Given the timing of this project (2021), these tyres were laid out to replicate the five Olympic Rings – after all we are a sports club! Local children visit this garden daily, where they sit with friends and play all around it. Even visiting teams for matches can’t resist a look, a touch, a listen, a smell and even a taste of its produce – the sweetcorn (for sound) is a big hit. Other plants include Oregano, Thyme and Lemon Balm for smell, Petunias and Calendula for sight, Chives for taste, and Angel wings and Lamb’s Ear for touch, which our pollinators also thrive on.

The barefoot pathway consists of bamboo canes, mulch and conifers, decorative and colourful stones, tree slices and decorative paving stones from local Kilmurray’s Hardware Store. Each end of the path has Lemon Balm and Lavender  planted which gives off a lovely aroma when walked on during the summer months .

CBS TY students and our Green Clubs Initiative also planted five hundred window boxes full of pollinator-friendly plants for HSE frontline staff and Club Active 1428 Retirees Club members. These window boxes were paid for through grant aid from HSE Staff funding Initiatives and Community Enhancement funding with Westmeath County Council. Slanemore Garden Centre supplied the plants and window boxes and we partnered up with the retirement members, HSE staff and CBS students to plant and distribute them across the town of Mullingar and wider environs, benefitting many pollinators.

Working together to make a difference

In summary, no man is an island, and no club can do it all. Given funding restrictions, traditional practices, and a reluctance to change the ‘old ways’, sports clubs could be difficult places to do things differently. Thankfully, Mullingar Shamrocks have an uber-modern executive membership, an active local LAWPRO rep in Basil Mannion, trusted physical labour and expertise from Mullingar Tidy Towns (Bill Collentine, John Bawle, Isolde Dingerkus and team), and the dynamic and favourable support of Westmeath County Council grant Initiatives and staff Ruth Maxwell, Melanie McQuade, Triona Fineen, Brigid Geoghegan, Antoinette Barr Jordan, Ursula Harper, Anne Marie Nash and John Jackson.

We have many other funders too numerous to mention, and the Mullingar Shamrocks Groundsmen. Without the support and assistance from these people and others, we couldn’t have achieved our goals do date: to protect, sustain and maximise the potential of our bees and many other local pollinators.

If you are with a GAA Club, why not join us on our quest with the Green Army on Croke Park’s Green Clubs?


Read more:

All-Ireland Pollinator Plan guidelines for the pollinator-friendly management of sports clubs

The GAA Green Clubs programme

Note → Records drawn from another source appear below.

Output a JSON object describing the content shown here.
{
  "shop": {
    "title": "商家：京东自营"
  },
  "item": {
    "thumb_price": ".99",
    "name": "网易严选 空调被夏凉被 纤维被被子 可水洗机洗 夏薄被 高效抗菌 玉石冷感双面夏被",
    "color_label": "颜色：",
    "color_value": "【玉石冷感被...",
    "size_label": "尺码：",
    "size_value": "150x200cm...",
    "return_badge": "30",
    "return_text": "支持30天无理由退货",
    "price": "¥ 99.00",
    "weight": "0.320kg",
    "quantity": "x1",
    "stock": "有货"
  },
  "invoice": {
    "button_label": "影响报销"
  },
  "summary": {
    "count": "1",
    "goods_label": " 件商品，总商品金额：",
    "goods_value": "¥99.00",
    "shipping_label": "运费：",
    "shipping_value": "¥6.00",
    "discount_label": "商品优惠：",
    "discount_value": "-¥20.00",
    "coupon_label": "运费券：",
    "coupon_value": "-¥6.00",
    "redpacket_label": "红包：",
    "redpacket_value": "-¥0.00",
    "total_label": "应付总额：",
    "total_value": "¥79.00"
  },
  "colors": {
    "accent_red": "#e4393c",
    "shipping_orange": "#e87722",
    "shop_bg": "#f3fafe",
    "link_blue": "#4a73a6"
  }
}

Joan Crawford (above left) is the Green Clubs Officer for Mullingar Shamrocks GAA Club, which is taking part in phase one of the GAA’s Green Clubs programme. She represents the Club on the GAA’s Green Clubs Water and Biodiversity sub-group.